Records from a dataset
------------------------------------------------------------------------

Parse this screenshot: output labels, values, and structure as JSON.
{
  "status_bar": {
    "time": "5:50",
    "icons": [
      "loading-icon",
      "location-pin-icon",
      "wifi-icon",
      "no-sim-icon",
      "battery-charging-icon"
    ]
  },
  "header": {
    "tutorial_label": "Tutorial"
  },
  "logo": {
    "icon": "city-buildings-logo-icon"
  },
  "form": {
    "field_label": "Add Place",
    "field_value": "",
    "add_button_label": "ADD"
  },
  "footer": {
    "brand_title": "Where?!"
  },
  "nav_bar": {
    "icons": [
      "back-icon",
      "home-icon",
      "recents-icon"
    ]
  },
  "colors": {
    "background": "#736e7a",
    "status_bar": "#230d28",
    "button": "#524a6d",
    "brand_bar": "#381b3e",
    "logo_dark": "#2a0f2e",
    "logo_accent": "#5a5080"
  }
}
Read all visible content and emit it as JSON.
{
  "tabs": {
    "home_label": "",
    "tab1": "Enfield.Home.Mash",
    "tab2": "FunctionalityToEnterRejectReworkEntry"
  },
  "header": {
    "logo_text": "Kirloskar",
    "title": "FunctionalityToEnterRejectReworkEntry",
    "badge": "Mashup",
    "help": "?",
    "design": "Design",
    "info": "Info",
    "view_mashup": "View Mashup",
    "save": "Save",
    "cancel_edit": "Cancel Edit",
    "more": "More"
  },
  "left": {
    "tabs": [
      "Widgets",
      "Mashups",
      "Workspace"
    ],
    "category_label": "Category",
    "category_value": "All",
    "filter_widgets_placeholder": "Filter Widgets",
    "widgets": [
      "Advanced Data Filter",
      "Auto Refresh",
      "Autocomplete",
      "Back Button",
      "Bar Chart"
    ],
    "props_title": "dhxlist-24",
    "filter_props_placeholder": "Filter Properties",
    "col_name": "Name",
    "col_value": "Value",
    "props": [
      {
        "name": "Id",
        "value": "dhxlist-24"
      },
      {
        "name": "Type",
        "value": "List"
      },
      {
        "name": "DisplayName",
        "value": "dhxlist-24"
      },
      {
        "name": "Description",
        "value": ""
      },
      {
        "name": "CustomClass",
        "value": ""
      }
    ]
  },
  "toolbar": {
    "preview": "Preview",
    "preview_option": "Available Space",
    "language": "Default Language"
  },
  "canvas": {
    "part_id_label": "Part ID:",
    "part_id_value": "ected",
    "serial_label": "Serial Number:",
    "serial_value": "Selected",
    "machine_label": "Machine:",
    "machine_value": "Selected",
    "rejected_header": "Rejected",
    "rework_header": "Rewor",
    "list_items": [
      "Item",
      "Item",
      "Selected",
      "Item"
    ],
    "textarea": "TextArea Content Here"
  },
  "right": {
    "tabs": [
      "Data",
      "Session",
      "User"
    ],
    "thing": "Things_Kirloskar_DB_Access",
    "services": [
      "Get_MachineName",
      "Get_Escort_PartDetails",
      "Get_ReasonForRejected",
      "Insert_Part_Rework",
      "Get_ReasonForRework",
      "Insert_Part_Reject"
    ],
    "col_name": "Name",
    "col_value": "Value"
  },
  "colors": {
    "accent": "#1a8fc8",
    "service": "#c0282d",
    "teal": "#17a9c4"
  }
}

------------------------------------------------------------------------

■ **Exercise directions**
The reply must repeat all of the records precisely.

■ **Answer to this problem**
Parse this screenshot: output labels, values, and structure as JSON.
{
  "status_bar": {
    "time": "5:50",
    "icons": [
      "loading-icon",
      "location-pin-icon",
      "wifi-icon",
      "no-sim-icon",
      "battery-charging-icon"
    ]
  },
  "header": {
    "tutorial_label": "Tutorial"
  },
  "logo": {
    "icon": "city-buildings-logo-icon"
  },
  "form": {
    "field_label": "Add Place",
    "field_value": "",
    "add_button_label": "ADD"
  },
  "footer": {
    "brand_title": "Where?!"
  },
  "nav_bar": {
    "icons": [
      "back-icon",
      "home-icon",
      "recents-icon"
    ]
  },
  "colors": {
    "background": "#736e7a",
    "status_bar": "#230d28",
    "button": "#524a6d",
    "brand_bar": "#381b3e",
    "logo_dark": "#2a0f2e",
    "logo_accent": "#5a5080"
  }
}
Read all visible content and emit it as JSON.
{
  "tabs": {
    "home_label": "",
    "tab1": "Enfield.Home.Mash",
    "tab2": "FunctionalityToEnterRejectReworkEntry"
  },
  "header": {
    "logo_text": "Kirloskar",
    "title": "FunctionalityToEnterRejectReworkEntry",
    "badge": "Mashup",
    "help": "?",
    "design": "Design",
    "info": "Info",
    "view_mashup": "View Mashup",
    "save": "Save",
    "cancel_edit": "Cancel Edit",
    "more": "More"
  },
  "left": {
    "tabs": [
      "Widgets",
      "Mashups",
      "Workspace"
    ],
    "category_label": "Category",
    "category_value": "All",
    "filter_widgets_placeholder": "Filter Widgets",
    "widgets": [
      "Advanced Data Filter",
      "Auto Refresh",
      "Autocomplete",
      "Back Button",
      "Bar Chart"
    ],
    "props_title": "dhxlist-24",
    "filter_props_placeholder": "Filter Properties",
    "col_name": "Name",
    "col_value": "Value",
    "props": [
      {
        "name": "Id",
        "value": "dhxlist-24"
      },
      {
        "name": "Type",
        "value": "List"
      },
      {
        "name": "DisplayName",
        "value": "dhxlist-24"
      },
      {
        "name": "Description",
        "value": ""
      },
      {
        "name": "CustomClass",
        "value": ""
      }
    ]
  },
  "toolbar": {
    "preview": "Preview",
    "preview_option": "Available Space",
    "language": "Default Language"
  },
  "canvas": {
    "part_id_label": "Part ID:",
    "part_id_value": "ected",
    "serial_label": "Serial Number:",
    "serial_value": "Selected",
    "machine_label": "Machine:",
    "machine_value": "Selected",
    "rejected_header": "Rejected",
    "rework_header": "Rewor",
    "list_items": [
      "Item",
      "Item",
      "Selected",
      "Item"
    ],
    "textarea": "TextArea Content Here"
  },
  "right": {
    "tabs": [
      "Data",
      "Session",
      "User"
    ],
    "thing": "Things_Kirloskar_DB_Access",
    "services": [
      "Get_MachineName",
      "Get_Escort_PartDetails",
      "Get_ReasonForRejected",
      "Insert_Part_Rework",
      "Get_ReasonForRework",
      "Insert_Part_Reject"
    ],
    "col_name": "Name",
    "col_value": "Value"
  },
  "colors": {
    "accent": "#1a8fc8",
    "service": "#c0282d",
    "teal": "#17a9c4"
  }
}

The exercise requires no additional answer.